_Task to carry out_: Print, word for word, the line containing "What's the underlying" and all lines beneath it to the end of the entries below. Pictures do not belong in the copy.

BEGIN Data for this task

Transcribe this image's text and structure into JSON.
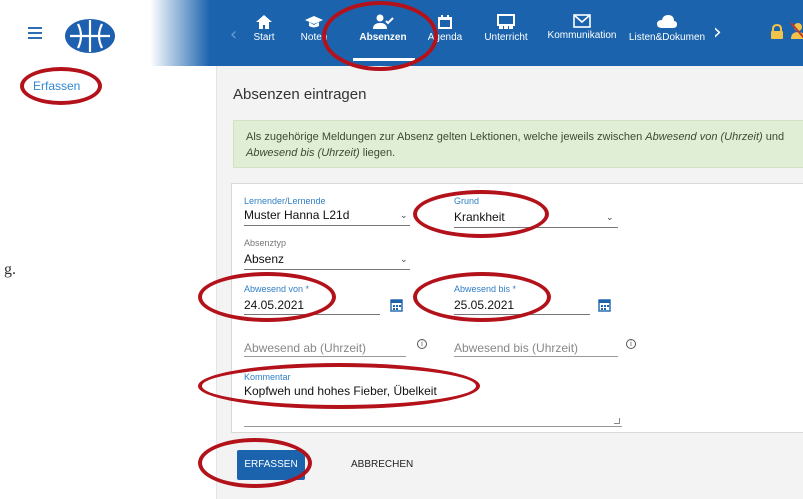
{
  "navbar": {
    "items": [
      {
        "label": "Start",
        "icon": "home-icon"
      },
      {
        "label": "Noten",
        "icon": "graduation-cap-icon"
      },
      {
        "label": "Absenzen",
        "icon": "user-check-icon"
      },
      {
        "label": "Agenda",
        "icon": "calendar-icon"
      },
      {
        "label": "Unterricht",
        "icon": "classroom-icon"
      },
      {
        "label": "Kommunikation",
        "icon": "envelope-icon"
      },
      {
        "label": "Listen&Dokumen",
        "icon": "cloud-icon"
      }
    ],
    "active": "Absenzen"
  },
  "sidebar": {
    "items": [
      {
        "label": "Erfassen"
      }
    ],
    "cut_text": "g."
  },
  "main": {
    "title": "Absenzen eintragen",
    "info": {
      "part1": "Als zugehörige Meldungen zur Absenz gelten Lektionen, welche jeweils zwischen ",
      "em1": "Abwesend von (Uhrzeit)",
      "part2": " und ",
      "em2": "Abwesend bis (Uhrzeit)",
      "part3": " liegen."
    }
  },
  "form": {
    "lernender": {
      "label": "Lernender/Lernende",
      "value": "Muster Hanna L21d"
    },
    "grund": {
      "label": "Grund",
      "value": "Krankheit"
    },
    "absenztyp": {
      "label": "Absenztyp",
      "value": "Absenz"
    },
    "abwesend_von": {
      "label": "Abwesend von *",
      "value": "24.05.2021"
    },
    "abwesend_bis": {
      "label": "Abwesend bis *",
      "value": "25.05.2021"
    },
    "abwesend_ab_uhrzeit": {
      "placeholder": "Abwesend ab (Uhrzeit)"
    },
    "abwesend_bis_uhrzeit": {
      "placeholder": "Abwesend bis (Uhrzeit)"
    },
    "kommentar": {
      "label": "Kommentar",
      "value": "Kopfweh und hohes Fieber, Übelkeit"
    }
  },
  "actions": {
    "submit": "ERFASSEN",
    "cancel": "ABBRECHEN"
  },
  "colors": {
    "navbar": "#1b63ad",
    "accent": "#2f7fc5",
    "info_bg": "#dfeed5",
    "highlight_ring": "#b3121b"
  }
}
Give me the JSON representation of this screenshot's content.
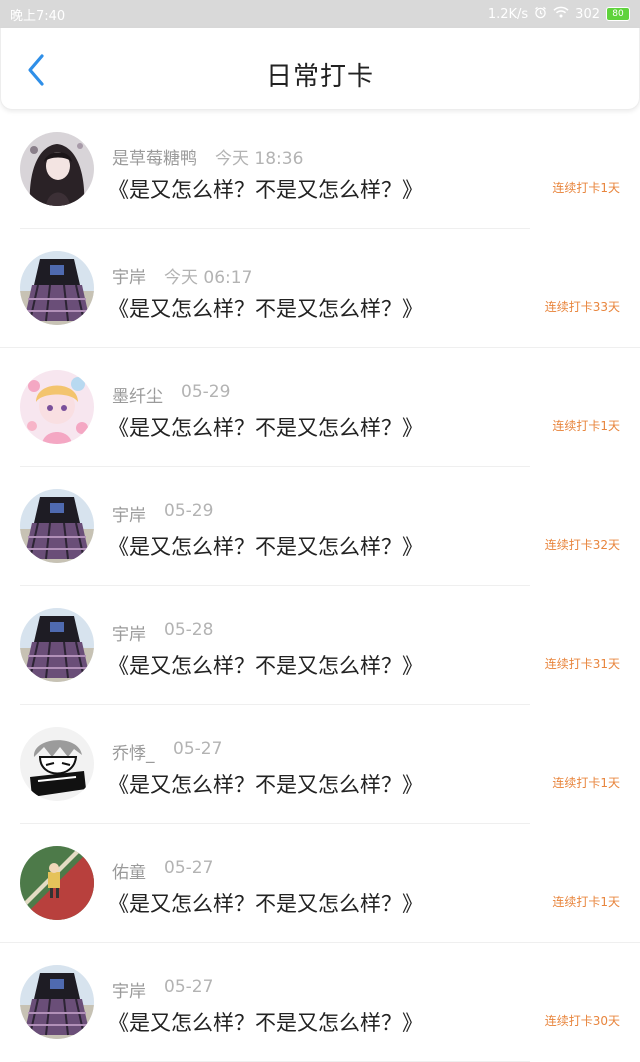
{
  "status_bar": {
    "time": "晚上7:40",
    "speed": "1.2K/s",
    "signal": "302",
    "battery": "80",
    "icons": [
      "alarm-icon",
      "wifi-icon"
    ]
  },
  "header": {
    "title": "日常打卡",
    "back_icon": "chevron-left-icon",
    "accent": "#2f8fe8"
  },
  "colors": {
    "streak": "#e8853d",
    "name": "#9a9a9a"
  },
  "posts": [
    {
      "name": "是草莓糖鸭",
      "date": "今天 18:36",
      "content": "《是又怎么样？不是又怎么样？》",
      "streak": "连续打卡1天",
      "avatar": "avatar-girl-dark"
    },
    {
      "name": "宇岸",
      "date": "今天 06:17",
      "content": "《是又怎么样？不是又怎么样？》",
      "streak": "连续打卡33天",
      "avatar": "avatar-plaid-skirt"
    },
    {
      "name": "墨纤尘",
      "date": "05-29",
      "content": "《是又怎么样？不是又怎么样？》",
      "streak": "连续打卡1天",
      "avatar": "avatar-pink-anime"
    },
    {
      "name": "宇岸",
      "date": "05-29",
      "content": "《是又怎么样？不是又怎么样？》",
      "streak": "连续打卡32天",
      "avatar": "avatar-plaid-skirt"
    },
    {
      "name": "宇岸",
      "date": "05-28",
      "content": "《是又怎么样？不是又怎么样？》",
      "streak": "连续打卡31天",
      "avatar": "avatar-plaid-skirt"
    },
    {
      "name": "乔悸_",
      "date": "05-27",
      "content": "《是又怎么样？不是又怎么样？》",
      "streak": "连续打卡1天",
      "avatar": "avatar-manga-boy"
    },
    {
      "name": "佑童",
      "date": "05-27",
      "content": "《是又怎么样？不是又怎么样？》",
      "streak": "连续打卡1天",
      "avatar": "avatar-green-red"
    },
    {
      "name": "宇岸",
      "date": "05-27",
      "content": "《是又怎么样？不是又怎么样？》",
      "streak": "连续打卡30天",
      "avatar": "avatar-plaid-skirt"
    }
  ]
}
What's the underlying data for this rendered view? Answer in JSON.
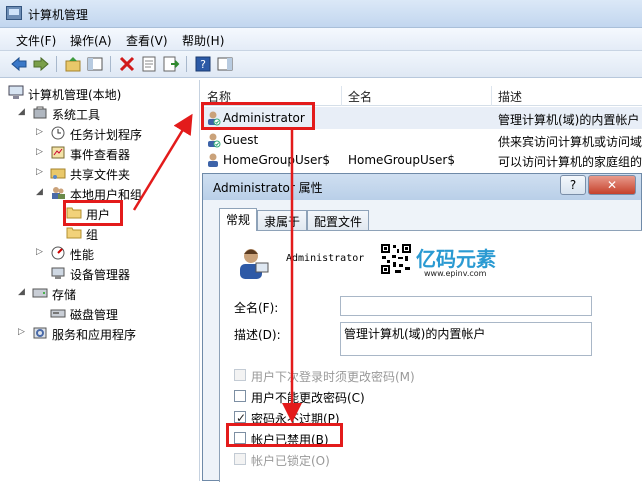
{
  "window": {
    "title": "计算机管理"
  },
  "menu": [
    "文件(F)",
    "操作(A)",
    "查看(V)",
    "帮助(H)"
  ],
  "tree": {
    "root": "计算机管理(本地)",
    "system_tools": "系统工具",
    "task_scheduler": "任务计划程序",
    "event_viewer": "事件查看器",
    "shared_folders": "共享文件夹",
    "local_users_groups": "本地用户和组",
    "users": "用户",
    "groups": "组",
    "performance": "性能",
    "device_manager": "设备管理器",
    "storage": "存储",
    "disk_management": "磁盘管理",
    "services_apps": "服务和应用程序"
  },
  "list": {
    "columns": [
      "名称",
      "全名",
      "描述"
    ],
    "rows": [
      {
        "name": "Administrator",
        "full_name": "",
        "description": "管理计算机(域)的内置帐户"
      },
      {
        "name": "Guest",
        "full_name": "",
        "description": "供来宾访问计算机或访问域"
      },
      {
        "name": "HomeGroupUser$",
        "full_name": "HomeGroupUser$",
        "description": "可以访问计算机的家庭组的"
      }
    ]
  },
  "dialog": {
    "title": "Administrator 属性",
    "help_label": "?",
    "close_label": "✕",
    "tabs": [
      "常规",
      "隶属于",
      "配置文件"
    ],
    "username": "Administrator",
    "logo_text": "亿码元素",
    "logo_url": "www.epinv.com",
    "full_name_label": "全名(F):",
    "full_name_value": "",
    "description_label": "描述(D):",
    "description_value": "管理计算机(域)的内置帐户",
    "checkboxes": [
      {
        "label": "用户下次登录时须更改密码(M)",
        "checked": false,
        "disabled": true
      },
      {
        "label": "用户不能更改密码(C)",
        "checked": false,
        "disabled": false
      },
      {
        "label": "密码永不过期(P)",
        "checked": true,
        "disabled": false
      },
      {
        "label": "帐户已禁用(B)",
        "checked": false,
        "disabled": false
      },
      {
        "label": "帐户已锁定(O)",
        "checked": false,
        "disabled": true
      }
    ]
  },
  "colors": {
    "annotation": "#e31b1b",
    "selection": "#e8eef7",
    "title_bar": "#c2d6ef"
  }
}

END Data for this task

_Solution for this task_:
What's the underlying data for this rendered view? Answer in JSON.
{
  "window": {
    "title": "计算机管理"
  },
  "menu": [
    "文件(F)",
    "操作(A)",
    "查看(V)",
    "帮助(H)"
  ],
  "tree": {
    "root": "计算机管理(本地)",
    "system_tools": "系统工具",
    "task_scheduler": "任务计划程序",
    "event_viewer": "事件查看器",
    "shared_folders": "共享文件夹",
    "local_users_groups": "本地用户和组",
    "users": "用户",
    "groups": "组",
    "performance": "性能",
    "device_manager": "设备管理器",
    "storage": "存储",
    "disk_management": "磁盘管理",
    "services_apps": "服务和应用程序"
  },
  "list": {
    "columns": [
      "名称",
      "全名",
      "描述"
    ],
    "rows": [
      {
        "name": "Administrator",
        "full_name": "",
        "description": "管理计算机(域)的内置帐户"
      },
      {
        "name": "Guest",
        "full_name": "",
        "description": "供来宾访问计算机或访问域"
      },
      {
        "name": "HomeGroupUser$",
        "full_name": "HomeGroupUser$",
        "description": "可以访问计算机的家庭组的"
      }
    ]
  },
  "dialog": {
    "title": "Administrator 属性",
    "help_label": "?",
    "close_label": "✕",
    "tabs": [
      "常规",
      "隶属于",
      "配置文件"
    ],
    "username": "Administrator",
    "logo_text": "亿码元素",
    "logo_url": "www.epinv.com",
    "full_name_label": "全名(F):",
    "full_name_value": "",
    "description_label": "描述(D):",
    "description_value": "管理计算机(域)的内置帐户",
    "checkboxes": [
      {
        "label": "用户下次登录时须更改密码(M)",
        "checked": false,
        "disabled": true
      },
      {
        "label": "用户不能更改密码(C)",
        "checked": false,
        "disabled": false
      },
      {
        "label": "密码永不过期(P)",
        "checked": true,
        "disabled": false
      },
      {
        "label": "帐户已禁用(B)",
        "checked": false,
        "disabled": false
      },
      {
        "label": "帐户已锁定(O)",
        "checked": false,
        "disabled": true
      }
    ]
  },
  "colors": {
    "annotation": "#e31b1b",
    "selection": "#e8eef7",
    "title_bar": "#c2d6ef"
  }
}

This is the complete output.